Items from an interface collection
○ ○ ○ ○ ○ ○ ○

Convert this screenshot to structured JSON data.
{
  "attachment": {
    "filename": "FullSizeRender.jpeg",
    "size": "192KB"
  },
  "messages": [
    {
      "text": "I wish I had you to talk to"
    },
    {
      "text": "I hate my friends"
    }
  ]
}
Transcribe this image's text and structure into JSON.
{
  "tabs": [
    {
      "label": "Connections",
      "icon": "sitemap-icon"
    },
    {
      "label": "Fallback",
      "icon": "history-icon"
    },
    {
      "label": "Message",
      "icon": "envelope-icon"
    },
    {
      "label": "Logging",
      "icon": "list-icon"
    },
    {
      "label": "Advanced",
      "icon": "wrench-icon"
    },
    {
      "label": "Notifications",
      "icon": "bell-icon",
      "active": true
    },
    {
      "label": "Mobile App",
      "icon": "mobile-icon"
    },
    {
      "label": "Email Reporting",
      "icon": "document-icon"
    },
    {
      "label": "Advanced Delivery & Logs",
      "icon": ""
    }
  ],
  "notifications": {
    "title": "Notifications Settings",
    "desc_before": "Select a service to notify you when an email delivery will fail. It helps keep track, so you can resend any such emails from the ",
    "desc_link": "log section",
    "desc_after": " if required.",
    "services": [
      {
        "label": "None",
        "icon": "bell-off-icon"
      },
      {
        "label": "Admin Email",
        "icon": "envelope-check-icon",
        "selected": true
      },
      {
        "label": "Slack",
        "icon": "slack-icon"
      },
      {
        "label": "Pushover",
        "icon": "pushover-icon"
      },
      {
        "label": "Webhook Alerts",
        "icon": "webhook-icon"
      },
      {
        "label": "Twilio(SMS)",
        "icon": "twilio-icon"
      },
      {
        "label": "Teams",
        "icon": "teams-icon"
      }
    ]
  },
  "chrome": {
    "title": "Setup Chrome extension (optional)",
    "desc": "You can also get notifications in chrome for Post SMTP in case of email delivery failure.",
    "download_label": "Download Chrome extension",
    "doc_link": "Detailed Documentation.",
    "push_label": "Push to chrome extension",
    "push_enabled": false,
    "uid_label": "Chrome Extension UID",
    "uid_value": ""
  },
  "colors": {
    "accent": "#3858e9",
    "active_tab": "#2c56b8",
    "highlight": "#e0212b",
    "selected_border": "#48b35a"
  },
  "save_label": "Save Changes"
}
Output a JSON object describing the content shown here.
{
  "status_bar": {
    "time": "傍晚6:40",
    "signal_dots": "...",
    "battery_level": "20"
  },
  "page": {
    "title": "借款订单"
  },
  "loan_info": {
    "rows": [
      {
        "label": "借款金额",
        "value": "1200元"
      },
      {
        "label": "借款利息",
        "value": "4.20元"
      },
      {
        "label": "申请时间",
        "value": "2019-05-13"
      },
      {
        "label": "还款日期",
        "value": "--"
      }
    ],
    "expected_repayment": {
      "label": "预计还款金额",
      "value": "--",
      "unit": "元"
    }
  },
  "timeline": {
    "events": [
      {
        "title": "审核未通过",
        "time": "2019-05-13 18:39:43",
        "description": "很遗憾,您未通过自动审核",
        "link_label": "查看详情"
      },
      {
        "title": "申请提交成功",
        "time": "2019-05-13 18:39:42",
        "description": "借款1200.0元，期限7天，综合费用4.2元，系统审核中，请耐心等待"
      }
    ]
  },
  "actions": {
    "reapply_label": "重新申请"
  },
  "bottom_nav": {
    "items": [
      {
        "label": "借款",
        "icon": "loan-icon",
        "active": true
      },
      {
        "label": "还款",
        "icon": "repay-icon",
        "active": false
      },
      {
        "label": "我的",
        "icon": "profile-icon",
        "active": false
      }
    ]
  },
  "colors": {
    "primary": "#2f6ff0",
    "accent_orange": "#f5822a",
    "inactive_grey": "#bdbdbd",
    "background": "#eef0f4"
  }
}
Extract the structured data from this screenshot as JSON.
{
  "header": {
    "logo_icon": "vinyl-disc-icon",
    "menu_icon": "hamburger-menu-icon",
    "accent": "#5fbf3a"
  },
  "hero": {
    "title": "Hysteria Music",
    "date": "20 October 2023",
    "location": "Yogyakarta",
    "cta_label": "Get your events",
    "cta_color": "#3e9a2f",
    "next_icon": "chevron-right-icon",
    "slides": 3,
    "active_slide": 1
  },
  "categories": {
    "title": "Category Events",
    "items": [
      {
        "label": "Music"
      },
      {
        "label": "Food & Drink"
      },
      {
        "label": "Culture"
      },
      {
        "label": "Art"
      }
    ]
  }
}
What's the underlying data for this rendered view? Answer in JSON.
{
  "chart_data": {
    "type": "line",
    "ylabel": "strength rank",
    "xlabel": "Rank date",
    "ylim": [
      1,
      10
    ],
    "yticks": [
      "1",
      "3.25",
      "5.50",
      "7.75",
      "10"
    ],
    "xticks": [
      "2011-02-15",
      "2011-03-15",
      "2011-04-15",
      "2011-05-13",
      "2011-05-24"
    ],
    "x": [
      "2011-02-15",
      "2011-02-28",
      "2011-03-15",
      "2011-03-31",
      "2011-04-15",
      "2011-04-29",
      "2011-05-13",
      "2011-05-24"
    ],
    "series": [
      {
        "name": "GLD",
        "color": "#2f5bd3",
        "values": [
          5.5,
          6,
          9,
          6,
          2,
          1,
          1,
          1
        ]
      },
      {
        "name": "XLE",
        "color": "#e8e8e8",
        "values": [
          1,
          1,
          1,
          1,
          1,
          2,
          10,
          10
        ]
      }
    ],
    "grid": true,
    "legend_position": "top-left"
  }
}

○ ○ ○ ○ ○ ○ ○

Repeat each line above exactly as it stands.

RESPONSE TO THE EXERCISE:
Convert this screenshot to structured JSON data.
{
  "attachment": {
    "filename": "FullSizeRender.jpeg",
    "size": "192KB"
  },
  "messages": [
    {
      "text": "I wish I had you to talk to"
    },
    {
      "text": "I hate my friends"
    }
  ]
}
Transcribe this image's text and structure into JSON.
{
  "tabs": [
    {
      "label": "Connections",
      "icon": "sitemap-icon"
    },
    {
      "label": "Fallback",
      "icon": "history-icon"
    },
    {
      "label": "Message",
      "icon": "envelope-icon"
    },
    {
      "label": "Logging",
      "icon": "list-icon"
    },
    {
      "label": "Advanced",
      "icon": "wrench-icon"
    },
    {
      "label": "Notifications",
      "icon": "bell-icon",
      "active": true
    },
    {
      "label": "Mobile App",
      "icon": "mobile-icon"
    },
    {
      "label": "Email Reporting",
      "icon": "document-icon"
    },
    {
      "label": "Advanced Delivery & Logs",
      "icon": ""
    }
  ],
  "notifications": {
    "title": "Notifications Settings",
    "desc_before": "Select a service to notify you when an email delivery will fail. It helps keep track, so you can resend any such emails from the ",
    "desc_link": "log section",
    "desc_after": " if required.",
    "services": [
      {
        "label": "None",
        "icon": "bell-off-icon"
      },
      {
        "label": "Admin Email",
        "icon": "envelope-check-icon",
        "selected": true
      },
      {
        "label": "Slack",
        "icon": "slack-icon"
      },
      {
        "label": "Pushover",
        "icon": "pushover-icon"
      },
      {
        "label": "Webhook Alerts",
        "icon": "webhook-icon"
      },
      {
        "label": "Twilio(SMS)",
        "icon": "twilio-icon"
      },
      {
        "label": "Teams",
        "icon": "teams-icon"
      }
    ]
  },
  "chrome": {
    "title": "Setup Chrome extension (optional)",
    "desc": "You can also get notifications in chrome for Post SMTP in case of email delivery failure.",
    "download_label": "Download Chrome extension",
    "doc_link": "Detailed Documentation.",
    "push_label": "Push to chrome extension",
    "push_enabled": false,
    "uid_label": "Chrome Extension UID",
    "uid_value": ""
  },
  "colors": {
    "accent": "#3858e9",
    "active_tab": "#2c56b8",
    "highlight": "#e0212b",
    "selected_border": "#48b35a"
  },
  "save_label": "Save Changes"
}
Output a JSON object describing the content shown here.
{
  "status_bar": {
    "time": "傍晚6:40",
    "signal_dots": "...",
    "battery_level": "20"
  },
  "page": {
    "title": "借款订单"
  },
  "loan_info": {
    "rows": [
      {
        "label": "借款金额",
        "value": "1200元"
      },
      {
        "label": "借款利息",
        "value": "4.20元"
      },
      {
        "label": "申请时间",
        "value": "2019-05-13"
      },
      {
        "label": "还款日期",
        "value": "--"
      }
    ],
    "expected_repayment": {
      "label": "预计还款金额",
      "value": "--",
      "unit": "元"
    }
  },
  "timeline": {
    "events": [
      {
        "title": "审核未通过",
        "time": "2019-05-13 18:39:43",
        "description": "很遗憾,您未通过自动审核",
        "link_label": "查看详情"
      },
      {
        "title": "申请提交成功",
        "time": "2019-05-13 18:39:42",
        "description": "借款1200.0元，期限7天，综合费用4.2元，系统审核中，请耐心等待"
      }
    ]
  },
  "actions": {
    "reapply_label": "重新申请"
  },
  "bottom_nav": {
    "items": [
      {
        "label": "借款",
        "icon": "loan-icon",
        "active": true
      },
      {
        "label": "还款",
        "icon": "repay-icon",
        "active": false
      },
      {
        "label": "我的",
        "icon": "profile-icon",
        "active": false
      }
    ]
  },
  "colors": {
    "primary": "#2f6ff0",
    "accent_orange": "#f5822a",
    "inactive_grey": "#bdbdbd",
    "background": "#eef0f4"
  }
}
Extract the structured data from this screenshot as JSON.
{
  "header": {
    "logo_icon": "vinyl-disc-icon",
    "menu_icon": "hamburger-menu-icon",
    "accent": "#5fbf3a"
  },
  "hero": {
    "title": "Hysteria Music",
    "date": "20 October 2023",
    "location": "Yogyakarta",
    "cta_label": "Get your events",
    "cta_color": "#3e9a2f",
    "next_icon": "chevron-right-icon",
    "slides": 3,
    "active_slide": 1
  },
  "categories": {
    "title": "Category Events",
    "items": [
      {
        "label": "Music"
      },
      {
        "label": "Food & Drink"
      },
      {
        "label": "Culture"
      },
      {
        "label": "Art"
      }
    ]
  }
}
What's the underlying data for this rendered view? Answer in JSON.
{
  "chart_data": {
    "type": "line",
    "ylabel": "strength rank",
    "xlabel": "Rank date",
    "ylim": [
      1,
      10
    ],
    "yticks": [
      "1",
      "3.25",
      "5.50",
      "7.75",
      "10"
    ],
    "xticks": [
      "2011-02-15",
      "2011-03-15",
      "2011-04-15",
      "2011-05-13",
      "2011-05-24"
    ],
    "x": [
      "2011-02-15",
      "2011-02-28",
      "2011-03-15",
      "2011-03-31",
      "2011-04-15",
      "2011-04-29",
      "2011-05-13",
      "2011-05-24"
    ],
    "series": [
      {
        "name": "GLD",
        "color": "#2f5bd3",
        "values": [
          5.5,
          6,
          9,
          6,
          2,
          1,
          1,
          1
        ]
      },
      {
        "name": "XLE",
        "color": "#e8e8e8",
        "values": [
          1,
          1,
          1,
          1,
          1,
          2,
          10,
          10
        ]
      }
    ],
    "grid": true,
    "legend_position": "top-left"
  }
}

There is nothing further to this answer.